__What is required__
Repeat the entries that follow from start to finish, keeping every character.
==================================================
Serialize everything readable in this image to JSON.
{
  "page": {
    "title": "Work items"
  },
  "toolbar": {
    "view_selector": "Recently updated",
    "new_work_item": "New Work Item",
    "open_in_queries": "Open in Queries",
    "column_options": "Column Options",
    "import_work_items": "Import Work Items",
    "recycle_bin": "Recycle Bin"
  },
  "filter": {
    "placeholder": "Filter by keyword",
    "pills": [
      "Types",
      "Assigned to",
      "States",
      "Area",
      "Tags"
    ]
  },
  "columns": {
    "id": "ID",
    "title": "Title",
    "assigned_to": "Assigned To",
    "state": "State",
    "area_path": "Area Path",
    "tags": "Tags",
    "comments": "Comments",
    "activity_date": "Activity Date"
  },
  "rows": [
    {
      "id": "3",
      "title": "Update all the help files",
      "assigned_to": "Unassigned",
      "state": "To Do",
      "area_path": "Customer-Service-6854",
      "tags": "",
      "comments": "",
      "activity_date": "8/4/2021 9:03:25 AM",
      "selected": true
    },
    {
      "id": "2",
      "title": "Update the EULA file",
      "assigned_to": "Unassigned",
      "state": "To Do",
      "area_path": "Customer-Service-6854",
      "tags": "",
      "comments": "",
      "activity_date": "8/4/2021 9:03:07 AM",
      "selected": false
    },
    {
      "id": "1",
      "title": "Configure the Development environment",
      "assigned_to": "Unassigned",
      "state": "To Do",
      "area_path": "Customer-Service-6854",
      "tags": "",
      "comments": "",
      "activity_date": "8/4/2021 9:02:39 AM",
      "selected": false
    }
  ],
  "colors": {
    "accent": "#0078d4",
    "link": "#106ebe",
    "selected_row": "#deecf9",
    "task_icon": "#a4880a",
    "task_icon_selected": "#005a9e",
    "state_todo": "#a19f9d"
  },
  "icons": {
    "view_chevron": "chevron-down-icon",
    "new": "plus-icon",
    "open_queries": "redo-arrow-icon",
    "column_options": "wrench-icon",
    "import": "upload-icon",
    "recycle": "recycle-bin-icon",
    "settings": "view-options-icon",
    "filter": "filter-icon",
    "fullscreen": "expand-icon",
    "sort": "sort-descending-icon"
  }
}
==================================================
__Output for this task__
Serialize everything readable in this image to JSON.
{
  "page": {
    "title": "Work items"
  },
  "toolbar": {
    "view_selector": "Recently updated",
    "new_work_item": "New Work Item",
    "open_in_queries": "Open in Queries",
    "column_options": "Column Options",
    "import_work_items": "Import Work Items",
    "recycle_bin": "Recycle Bin"
  },
  "filter": {
    "placeholder": "Filter by keyword",
    "pills": [
      "Types",
      "Assigned to",
      "States",
      "Area",
      "Tags"
    ]
  },
  "columns": {
    "id": "ID",
    "title": "Title",
    "assigned_to": "Assigned To",
    "state": "State",
    "area_path": "Area Path",
    "tags": "Tags",
    "comments": "Comments",
    "activity_date": "Activity Date"
  },
  "rows": [
    {
      "id": "3",
      "title": "Update all the help files",
      "assigned_to": "Unassigned",
      "state": "To Do",
      "area_path": "Customer-Service-6854",
      "tags": "",
      "comments": "",
      "activity_date": "8/4/2021 9:03:25 AM",
      "selected": true
    },
    {
      "id": "2",
      "title": "Update the EULA file",
      "assigned_to": "Unassigned",
      "state": "To Do",
      "area_path": "Customer-Service-6854",
      "tags": "",
      "comments": "",
      "activity_date": "8/4/2021 9:03:07 AM",
      "selected": false
    },
    {
      "id": "1",
      "title": "Configure the Development environment",
      "assigned_to": "Unassigned",
      "state": "To Do",
      "area_path": "Customer-Service-6854",
      "tags": "",
      "comments": "",
      "activity_date": "8/4/2021 9:02:39 AM",
      "selected": false
    }
  ],
  "colors": {
    "accent": "#0078d4",
    "link": "#106ebe",
    "selected_row": "#deecf9",
    "task_icon": "#a4880a",
    "task_icon_selected": "#005a9e",
    "state_todo": "#a19f9d"
  },
  "icons": {
    "view_chevron": "chevron-down-icon",
    "new": "plus-icon",
    "open_queries": "redo-arrow-icon",
    "column_options": "wrench-icon",
    "import": "upload-icon",
    "recycle": "recycle-bin-icon",
    "settings": "view-options-icon",
    "filter": "filter-icon",
    "fullscreen": "expand-icon",
    "sort": "sort-descending-icon"
  }
}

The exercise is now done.